:: What is being asked ::
Find and copy each line of the records where the string "dropdown" shows up.
┄┄┄┄┄┄
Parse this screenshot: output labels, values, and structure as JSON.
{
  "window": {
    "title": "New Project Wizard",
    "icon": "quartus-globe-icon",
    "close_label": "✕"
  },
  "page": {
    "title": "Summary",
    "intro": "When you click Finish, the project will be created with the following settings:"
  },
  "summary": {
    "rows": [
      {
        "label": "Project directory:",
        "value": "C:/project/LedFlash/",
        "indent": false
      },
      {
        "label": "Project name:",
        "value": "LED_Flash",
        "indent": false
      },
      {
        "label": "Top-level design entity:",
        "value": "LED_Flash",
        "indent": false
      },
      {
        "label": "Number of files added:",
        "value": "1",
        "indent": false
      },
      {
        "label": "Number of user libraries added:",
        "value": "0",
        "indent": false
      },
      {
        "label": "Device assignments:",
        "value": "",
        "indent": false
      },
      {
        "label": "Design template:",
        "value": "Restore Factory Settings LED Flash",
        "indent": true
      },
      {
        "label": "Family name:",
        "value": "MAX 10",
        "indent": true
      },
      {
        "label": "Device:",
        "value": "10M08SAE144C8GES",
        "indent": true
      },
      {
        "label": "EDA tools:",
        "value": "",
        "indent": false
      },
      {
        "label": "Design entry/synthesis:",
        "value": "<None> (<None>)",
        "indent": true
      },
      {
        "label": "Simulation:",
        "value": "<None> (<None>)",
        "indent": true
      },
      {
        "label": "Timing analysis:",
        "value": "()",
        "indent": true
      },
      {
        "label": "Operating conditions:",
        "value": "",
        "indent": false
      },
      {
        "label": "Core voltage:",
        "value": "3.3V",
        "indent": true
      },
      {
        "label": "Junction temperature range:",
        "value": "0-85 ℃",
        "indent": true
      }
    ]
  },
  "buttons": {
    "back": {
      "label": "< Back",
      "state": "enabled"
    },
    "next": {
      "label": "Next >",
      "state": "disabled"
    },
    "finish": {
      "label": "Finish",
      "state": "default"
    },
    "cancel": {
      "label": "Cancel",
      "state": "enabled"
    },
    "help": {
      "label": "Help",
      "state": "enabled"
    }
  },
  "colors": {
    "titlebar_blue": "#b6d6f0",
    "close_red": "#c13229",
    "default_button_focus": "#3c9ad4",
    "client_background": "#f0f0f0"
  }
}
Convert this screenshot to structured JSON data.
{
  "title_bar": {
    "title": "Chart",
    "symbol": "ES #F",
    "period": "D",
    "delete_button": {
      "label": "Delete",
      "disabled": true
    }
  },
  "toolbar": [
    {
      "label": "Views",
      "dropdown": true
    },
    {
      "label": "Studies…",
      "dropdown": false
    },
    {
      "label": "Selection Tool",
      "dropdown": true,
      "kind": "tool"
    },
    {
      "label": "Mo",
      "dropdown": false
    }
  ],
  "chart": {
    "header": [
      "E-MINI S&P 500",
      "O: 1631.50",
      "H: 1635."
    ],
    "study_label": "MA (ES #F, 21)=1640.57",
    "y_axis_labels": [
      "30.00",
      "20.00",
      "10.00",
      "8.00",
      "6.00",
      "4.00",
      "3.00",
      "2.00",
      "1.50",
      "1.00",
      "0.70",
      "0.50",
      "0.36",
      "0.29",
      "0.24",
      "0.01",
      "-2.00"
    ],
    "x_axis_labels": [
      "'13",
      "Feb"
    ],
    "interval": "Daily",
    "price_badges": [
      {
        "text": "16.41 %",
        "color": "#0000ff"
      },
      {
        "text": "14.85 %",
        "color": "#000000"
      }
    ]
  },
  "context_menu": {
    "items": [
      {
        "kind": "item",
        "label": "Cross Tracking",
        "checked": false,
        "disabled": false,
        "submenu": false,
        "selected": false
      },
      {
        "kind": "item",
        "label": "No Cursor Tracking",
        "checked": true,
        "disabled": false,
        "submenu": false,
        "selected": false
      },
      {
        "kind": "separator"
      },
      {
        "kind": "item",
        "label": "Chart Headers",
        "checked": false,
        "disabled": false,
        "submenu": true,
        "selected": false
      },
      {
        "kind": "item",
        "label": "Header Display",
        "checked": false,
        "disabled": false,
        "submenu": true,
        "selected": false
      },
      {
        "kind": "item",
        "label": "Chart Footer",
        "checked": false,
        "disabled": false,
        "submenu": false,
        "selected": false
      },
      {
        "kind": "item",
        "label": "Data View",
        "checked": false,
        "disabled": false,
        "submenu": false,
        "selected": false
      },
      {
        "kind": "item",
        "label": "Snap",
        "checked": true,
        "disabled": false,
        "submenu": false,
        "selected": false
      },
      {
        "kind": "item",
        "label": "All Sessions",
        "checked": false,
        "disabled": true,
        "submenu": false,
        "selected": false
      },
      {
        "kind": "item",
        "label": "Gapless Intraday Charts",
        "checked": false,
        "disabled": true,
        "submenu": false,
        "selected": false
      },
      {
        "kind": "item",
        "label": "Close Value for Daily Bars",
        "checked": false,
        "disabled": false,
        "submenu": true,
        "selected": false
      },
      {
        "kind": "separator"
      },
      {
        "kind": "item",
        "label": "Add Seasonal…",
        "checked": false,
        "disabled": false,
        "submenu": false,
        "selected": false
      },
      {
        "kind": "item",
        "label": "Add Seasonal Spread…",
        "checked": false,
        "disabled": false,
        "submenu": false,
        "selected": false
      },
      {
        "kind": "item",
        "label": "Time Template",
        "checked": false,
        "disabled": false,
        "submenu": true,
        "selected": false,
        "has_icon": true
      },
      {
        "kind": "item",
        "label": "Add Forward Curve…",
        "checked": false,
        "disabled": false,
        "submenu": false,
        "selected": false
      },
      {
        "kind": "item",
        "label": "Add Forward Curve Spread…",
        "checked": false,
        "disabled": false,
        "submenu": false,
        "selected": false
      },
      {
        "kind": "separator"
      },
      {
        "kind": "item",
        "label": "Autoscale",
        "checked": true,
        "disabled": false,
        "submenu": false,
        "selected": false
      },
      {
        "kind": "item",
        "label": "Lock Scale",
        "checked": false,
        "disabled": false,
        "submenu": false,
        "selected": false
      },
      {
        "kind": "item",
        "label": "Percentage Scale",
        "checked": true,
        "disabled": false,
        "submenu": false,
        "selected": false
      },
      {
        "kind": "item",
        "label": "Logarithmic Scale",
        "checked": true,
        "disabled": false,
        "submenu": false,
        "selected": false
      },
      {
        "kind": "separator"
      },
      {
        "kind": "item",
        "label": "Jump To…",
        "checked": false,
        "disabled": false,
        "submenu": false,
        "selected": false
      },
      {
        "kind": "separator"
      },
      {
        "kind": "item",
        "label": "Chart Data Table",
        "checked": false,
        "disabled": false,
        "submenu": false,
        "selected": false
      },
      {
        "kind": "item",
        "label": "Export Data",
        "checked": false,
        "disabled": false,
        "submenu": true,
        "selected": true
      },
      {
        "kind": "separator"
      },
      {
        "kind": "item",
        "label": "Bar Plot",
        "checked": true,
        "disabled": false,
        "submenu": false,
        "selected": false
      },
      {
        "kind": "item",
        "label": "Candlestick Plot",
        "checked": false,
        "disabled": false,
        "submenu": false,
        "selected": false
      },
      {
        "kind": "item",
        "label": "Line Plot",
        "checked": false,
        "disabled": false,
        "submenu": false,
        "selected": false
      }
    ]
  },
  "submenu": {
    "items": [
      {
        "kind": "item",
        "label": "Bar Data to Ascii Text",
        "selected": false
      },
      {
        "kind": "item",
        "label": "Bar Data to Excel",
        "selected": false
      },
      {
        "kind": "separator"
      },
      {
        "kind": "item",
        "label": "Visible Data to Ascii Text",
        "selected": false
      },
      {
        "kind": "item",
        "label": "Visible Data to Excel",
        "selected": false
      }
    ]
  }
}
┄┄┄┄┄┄
:: Solution for this task ::
      "dropdown": true
      "dropdown": false
      "dropdown": true,
      "dropdown": false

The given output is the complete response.